Experimental Hemarthrosis in Rhesus Monkeys: Light Microscopic, Scanning and Transmission Electron Microscopic, Biochemical, Metabolic and Morphometric Analyses.
Date of Award
Doctor of Philosophy (PhD)
Hemarthrosis in rhesus monkeys was studied to: (1) provide information regarding the possible relationship between traumatic hemarthrosis and naturally occurring calcium pyrophosphate dihydrate-deposition disease (CPPD-DD) in rhesus monkeys, (2) fill a void in the literature regarding experimental hemarthrosis in primates, (3) and study the early changes that occur in blood-induced cartilage destruction by adding biochemical, metabolic and morphometric analyses to the traditional morphologic evaluations.
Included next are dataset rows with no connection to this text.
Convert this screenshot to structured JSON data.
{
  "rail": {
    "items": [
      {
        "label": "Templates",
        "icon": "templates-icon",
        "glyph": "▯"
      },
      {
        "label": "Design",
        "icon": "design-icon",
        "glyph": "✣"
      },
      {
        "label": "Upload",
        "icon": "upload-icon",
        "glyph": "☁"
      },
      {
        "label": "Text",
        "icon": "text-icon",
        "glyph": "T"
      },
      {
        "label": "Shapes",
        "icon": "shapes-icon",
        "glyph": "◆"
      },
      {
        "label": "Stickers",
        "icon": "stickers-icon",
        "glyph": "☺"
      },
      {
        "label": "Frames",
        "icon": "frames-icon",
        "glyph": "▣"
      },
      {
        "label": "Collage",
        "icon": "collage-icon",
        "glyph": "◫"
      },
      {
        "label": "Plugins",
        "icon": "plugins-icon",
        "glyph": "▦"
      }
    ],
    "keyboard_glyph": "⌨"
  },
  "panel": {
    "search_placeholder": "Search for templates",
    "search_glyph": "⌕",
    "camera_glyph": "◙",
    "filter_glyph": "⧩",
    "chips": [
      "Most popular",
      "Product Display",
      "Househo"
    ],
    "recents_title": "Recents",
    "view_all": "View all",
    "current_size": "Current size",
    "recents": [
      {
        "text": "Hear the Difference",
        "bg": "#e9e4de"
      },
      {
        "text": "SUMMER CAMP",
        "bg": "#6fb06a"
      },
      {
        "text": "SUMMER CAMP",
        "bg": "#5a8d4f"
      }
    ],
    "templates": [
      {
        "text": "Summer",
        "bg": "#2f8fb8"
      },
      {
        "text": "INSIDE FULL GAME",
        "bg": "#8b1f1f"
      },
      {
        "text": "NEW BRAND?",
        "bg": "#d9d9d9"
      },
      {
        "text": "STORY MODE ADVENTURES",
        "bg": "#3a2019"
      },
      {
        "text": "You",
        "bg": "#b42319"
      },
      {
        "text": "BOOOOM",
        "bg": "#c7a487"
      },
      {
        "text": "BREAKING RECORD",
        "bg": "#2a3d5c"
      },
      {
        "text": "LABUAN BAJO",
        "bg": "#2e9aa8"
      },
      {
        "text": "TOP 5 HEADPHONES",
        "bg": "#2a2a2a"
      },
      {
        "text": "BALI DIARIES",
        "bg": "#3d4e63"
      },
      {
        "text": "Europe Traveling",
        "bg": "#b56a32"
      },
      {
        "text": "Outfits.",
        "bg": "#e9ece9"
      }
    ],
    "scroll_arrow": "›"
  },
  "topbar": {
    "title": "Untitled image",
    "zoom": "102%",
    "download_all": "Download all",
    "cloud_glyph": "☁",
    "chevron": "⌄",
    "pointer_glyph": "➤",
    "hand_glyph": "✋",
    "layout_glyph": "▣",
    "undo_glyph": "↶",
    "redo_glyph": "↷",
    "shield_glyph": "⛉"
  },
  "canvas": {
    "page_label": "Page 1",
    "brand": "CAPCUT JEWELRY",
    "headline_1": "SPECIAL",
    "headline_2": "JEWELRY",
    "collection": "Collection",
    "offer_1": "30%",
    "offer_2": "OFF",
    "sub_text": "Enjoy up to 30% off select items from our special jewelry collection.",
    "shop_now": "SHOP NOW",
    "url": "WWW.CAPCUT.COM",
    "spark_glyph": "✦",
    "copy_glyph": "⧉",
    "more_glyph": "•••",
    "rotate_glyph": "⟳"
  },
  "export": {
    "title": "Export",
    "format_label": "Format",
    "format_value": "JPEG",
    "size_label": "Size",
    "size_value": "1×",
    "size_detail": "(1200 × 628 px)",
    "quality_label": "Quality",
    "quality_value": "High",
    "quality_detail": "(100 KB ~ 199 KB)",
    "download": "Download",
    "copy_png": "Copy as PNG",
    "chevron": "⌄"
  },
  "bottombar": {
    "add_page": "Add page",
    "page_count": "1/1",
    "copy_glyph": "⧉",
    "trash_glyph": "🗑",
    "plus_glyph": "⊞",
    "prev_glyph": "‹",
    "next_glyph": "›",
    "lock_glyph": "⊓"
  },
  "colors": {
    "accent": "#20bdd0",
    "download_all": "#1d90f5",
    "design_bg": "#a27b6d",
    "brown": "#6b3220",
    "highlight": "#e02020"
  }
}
Three ml of autologous blood were injected into the left knee of 16 anesthetized monkeys; the right knee was an untreated control. Monkeys were sacrificed at 7 days, 2, 3, and 6 months post injection (PI). Synovial membrane and articular cartilage were evaluated by light microscopy, and scanning and transmission electron microscopy (EM). Articular cartilage was further analyzed by biochemical, metabolic and morphometric procedures. There was a hyperplastic and inflammatory reaction in the synovium at 7-days PI, which had resolved by 2 months PI. Synoviocytes in the 7-day group contained numerous cytoplasmic vacuoles and prominent microplicae. Erythrophagocytosis by synoviocytes was observed by light microscopy and confirmed by transmission EM. Scanning EM revealed another possible route of blood removal from joints; red cells were frequently interposed between synoviocytes, suggesting movement through the synovial intima. Mild degenerative changes in superficial chondrocytes included increased numbers of myelin figures and cytoplasmic vacuolation. There was an overall significant decrease in cartilage proteoglycan content of principal joints as well as increased collagenous protein production. The cartilage of principal joints was hypercellular relative to controls. No difference was found between principal and control joints in regards to crystals within the pericellular and territorial matrix. In conclusion: (1) Rhesus monkeys reacted to hemarthrosis similar to dogs and rabbits, resulting in mild morphologic changes with resolution by 2-months PI. (2) Early changes in blood-induced cartilage destruction in rhesus monkeys is apparently related to noxious influences on chondrocytes and interference with their ability to maintain the cartilage matrix. (3) Experimental hemarthrosis failed to produce CPPD crystals. The joint insult produced by a single episode of hemarthrosis may not have been prolonged or severe enough for proposed crystallization mechanisms to act.
Zeman, David Henry, "Experimental Hemarthrosis in Rhesus Monkeys: Light Microscopic, Scanning and Transmission Electron Microscopic, Biochemical, Metabolic and Morphometric Analyses." (1986). LSU Historical Dissertations and Theses. 4276.